* _Entries provided_:
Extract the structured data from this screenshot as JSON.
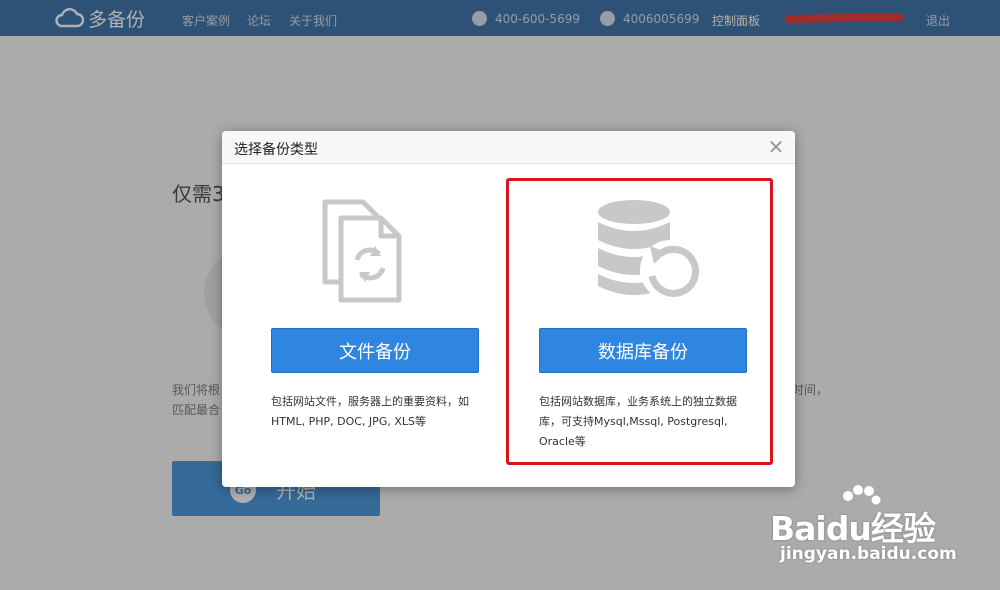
{
  "nav": {
    "logo_text": "多备份",
    "links": [
      "客户案例",
      "论坛",
      "关于我们"
    ],
    "phone": "400-600-5699",
    "qq": "4006005699",
    "control_panel": "控制面板",
    "logout": "退出"
  },
  "background": {
    "heading_partial": "仅需3",
    "desc_line1": "我们将根",
    "desc_line1_right": "时间，",
    "desc_line2": "匹配最合",
    "go_badge": "Go",
    "go_label": "开始"
  },
  "modal": {
    "title": "选择备份类型",
    "close_symbol": "✕",
    "options": [
      {
        "button": "文件备份",
        "description": "包括网站文件，服务器上的重要资料，如HTML, PHP, DOC, JPG, XLS等",
        "icon": "file-sync-icon"
      },
      {
        "button": "数据库备份",
        "description": "包括网站数据库，业务系统上的独立数据库，可支持Mysql,Mssql, Postgresql, Oracle等",
        "icon": "database-restore-icon"
      }
    ]
  },
  "watermark": {
    "brand": "Baidu经验",
    "url": "jingyan.baidu.com"
  },
  "colors": {
    "nav_bg": "#1e5a99",
    "primary_button": "#2e86e0",
    "highlight": "#d9141b",
    "icon_gray": "#c8c8c8"
  }
}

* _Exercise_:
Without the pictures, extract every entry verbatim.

* _Response area_:
Extract the structured data from this screenshot as JSON.
{
  "nav": {
    "logo_text": "多备份",
    "links": [
      "客户案例",
      "论坛",
      "关于我们"
    ],
    "phone": "400-600-5699",
    "qq": "4006005699",
    "control_panel": "控制面板",
    "logout": "退出"
  },
  "background": {
    "heading_partial": "仅需3",
    "desc_line1": "我们将根",
    "desc_line1_right": "时间，",
    "desc_line2": "匹配最合",
    "go_badge": "Go",
    "go_label": "开始"
  },
  "modal": {
    "title": "选择备份类型",
    "close_symbol": "✕",
    "options": [
      {
        "button": "文件备份",
        "description": "包括网站文件，服务器上的重要资料，如HTML, PHP, DOC, JPG, XLS等",
        "icon": "file-sync-icon"
      },
      {
        "button": "数据库备份",
        "description": "包括网站数据库，业务系统上的独立数据库，可支持Mysql,Mssql, Postgresql, Oracle等",
        "icon": "database-restore-icon"
      }
    ]
  },
  "watermark": {
    "brand": "Baidu经验",
    "url": "jingyan.baidu.com"
  },
  "colors": {
    "nav_bg": "#1e5a99",
    "primary_button": "#2e86e0",
    "highlight": "#d9141b",
    "icon_gray": "#c8c8c8"
  }
}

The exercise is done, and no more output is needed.